Research shows: Eat more fiber-containing foods may control asthma
The latest research found that intestinal bacteria interact with immune cells and inflammatory cells that cause allergies.

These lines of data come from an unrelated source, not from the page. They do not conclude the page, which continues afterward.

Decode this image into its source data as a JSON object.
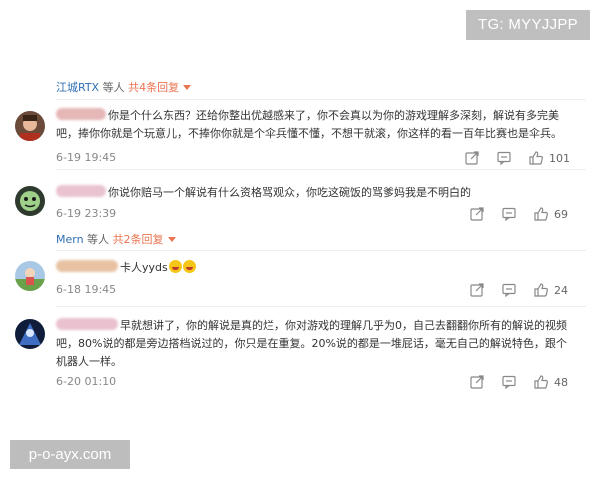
{
  "watermarks": {
    "tg": "TG: MYYJJPP",
    "site": "p-o-ayx.com"
  },
  "reply_summaries": [
    {
      "user": "江城RTX",
      "mid": " 等人 ",
      "count": "共4条回复"
    },
    {
      "user": "Mern",
      "mid": " 等人 ",
      "count": "共2条回复"
    }
  ],
  "comments": [
    {
      "text": "你是个什么东西？还给你整出优越感来了，你不会真以为你的游戏理解多深刻，解说有多完美吧，捧你你就是个玩意儿，不捧你你就是个伞兵懂不懂，不想干就滚，你这样的看一百年比赛也是伞兵。",
      "time": "6-19 19:45",
      "likes": "101",
      "icons": [
        "share-icon",
        "comment-icon",
        "like-icon"
      ]
    },
    {
      "text": "你说你赔马一个解说有什么资格骂观众，你吃这碗饭的骂爹妈我是不明白的",
      "time": "6-19 23:39",
      "likes": "69",
      "icons": [
        "share-icon",
        "comment-icon",
        "like-icon"
      ]
    },
    {
      "text": "卡人yyds",
      "time": "6-18 19:45",
      "likes": "24",
      "icons": [
        "share-icon",
        "comment-icon",
        "like-icon"
      ]
    },
    {
      "text": "早就想讲了，你的解说是真的烂，你对游戏的理解几乎为0，自己去翻翻你所有的解说的视频吧，80%说的都是旁边搭档说过的，你只是在重复。20%说的都是一堆屁话，毫无自己的解说特色，跟个机器人一样。",
      "time": "6-20 01:10",
      "likes": "48",
      "icons": [
        "share-icon",
        "comment-icon",
        "like-icon"
      ]
    }
  ]
}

As long as you eat more fiber-rich foods, it is possible to control the onset of hay fever, asthma, eczema and food allergies.

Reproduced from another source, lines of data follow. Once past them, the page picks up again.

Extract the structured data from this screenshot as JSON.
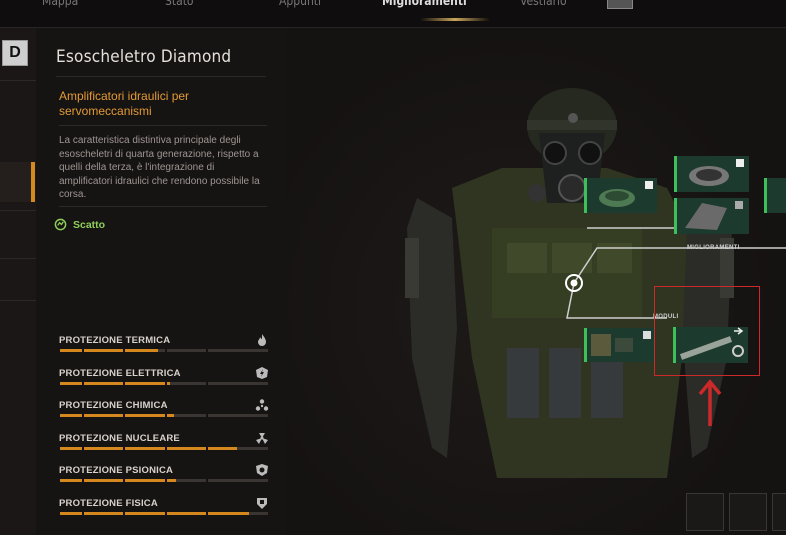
{
  "tabs": [
    "Mappa",
    "Stato",
    "Appunti",
    "Miglioramenti",
    "Vestiario"
  ],
  "active_tab": "Miglioramenti",
  "item": {
    "badge": "D",
    "title": "Esoscheletro Diamond",
    "subtitle": "Amplificatori idraulici per servomeccanismi",
    "description": "La caratteristica distintiva principale degli esoscheletri di quarta generazione, rispetto a quelli della terza, è l'integrazione di amplificatori idraulici che rendono possibile la corsa.",
    "skill": "Scatto"
  },
  "protections": [
    {
      "label": "PROTEZIONE TERMICA",
      "icon": "flame-icon",
      "value": 0.47
    },
    {
      "label": "PROTEZIONE ELETTRICA",
      "icon": "lightning-icon",
      "value": 0.53
    },
    {
      "label": "PROTEZIONE CHIMICA",
      "icon": "chemical-icon",
      "value": 0.55
    },
    {
      "label": "PROTEZIONE NUCLEARE",
      "icon": "radiation-icon",
      "value": 0.85
    },
    {
      "label": "PROTEZIONE PSIONICA",
      "icon": "psi-icon",
      "value": 0.56
    },
    {
      "label": "PROTEZIONE FISICA",
      "icon": "shield-icon",
      "value": 0.91
    }
  ],
  "scene": {
    "upgrades_label": "MIGLIORAMENTI",
    "modules_label": "MODULI"
  },
  "colors": {
    "accent": "#d4881e",
    "green": "#3fbf5a",
    "highlight": "#cc2a2a"
  }
}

According to the Herald Sun, 310 million people in Australia suffer from hay fever, 270 million suffer from asthma, and 80 suffer from eczema.Dr. Emma Beckett, a molecular nutritionist at the University of Newcastle, said that by changing diet to suppress inflammatory cells can help control the onset of hay fever, asthma, eczema and food allergies.

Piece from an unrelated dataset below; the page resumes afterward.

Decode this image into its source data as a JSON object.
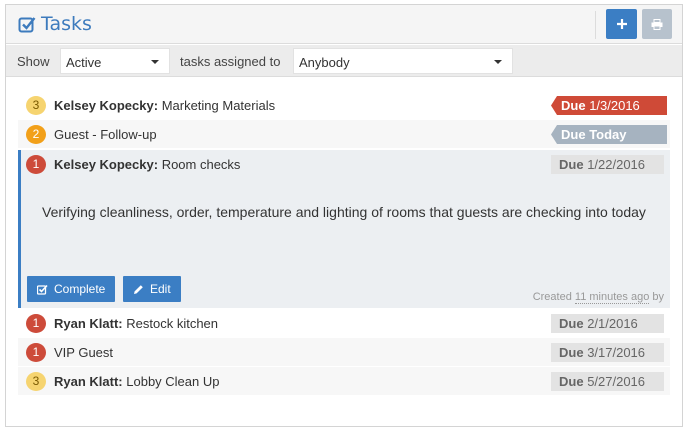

Another research report published this year found that there are fewer types of bacteria in the intestines of hay fever patients and a large number of specific types of bacteria.Another study found that every time people eat "hairy" foods (such as sugar, saturated fat, and refined carbohydrates), the probability of developing asthma increases by 70%.
Beckett said that in order to increase the diversity of intestinal bacteria, people who are prone to allergies need to eat more fiber-rich foods, because bacteria that are beneficial to the human body depend on fiber to survive, and each beneficial bacteria has its own "like" Fiber.
However, Beckett said that there is no need to eat those probiotics or supplements that are good for intestinal health, just eat more general foods such as whole wheat bread, fruits, vegetables and beans.She also warned: "Don't do things that will damage the intestinal bacteria, such as drinking too much alcohol, smoking or eating some high-fat, high-calorie foods."
Professor Mimi Tang of the Murdoch Children's Research Institute said that eating chilled rice, artichokes, onions and green bananas can help produce beneficial gut bacteria.
Melbourne mother, Yvonne Michael, has always tried to get her two daughters, 10-year-old Giselle and 7-year-old Chloe, to eat anti-inflammatory foods to control their asthma attacks.
Giselle was admitted to the hospital for asthma when he was a toddler.Michael said: "The situation at the time was really terrible, so I thought it was necessary to change this state." "I gave them a probiotic and specific foods-almond honey and cinnamon to help reduce inflammation. It's my way."
Michael said that her two daughters have to eat beans such as lentils, cucumbers and tomatoes at least once a week.She said: "Seeing that they need less and less medicine every year, I think it must have something to do with diet."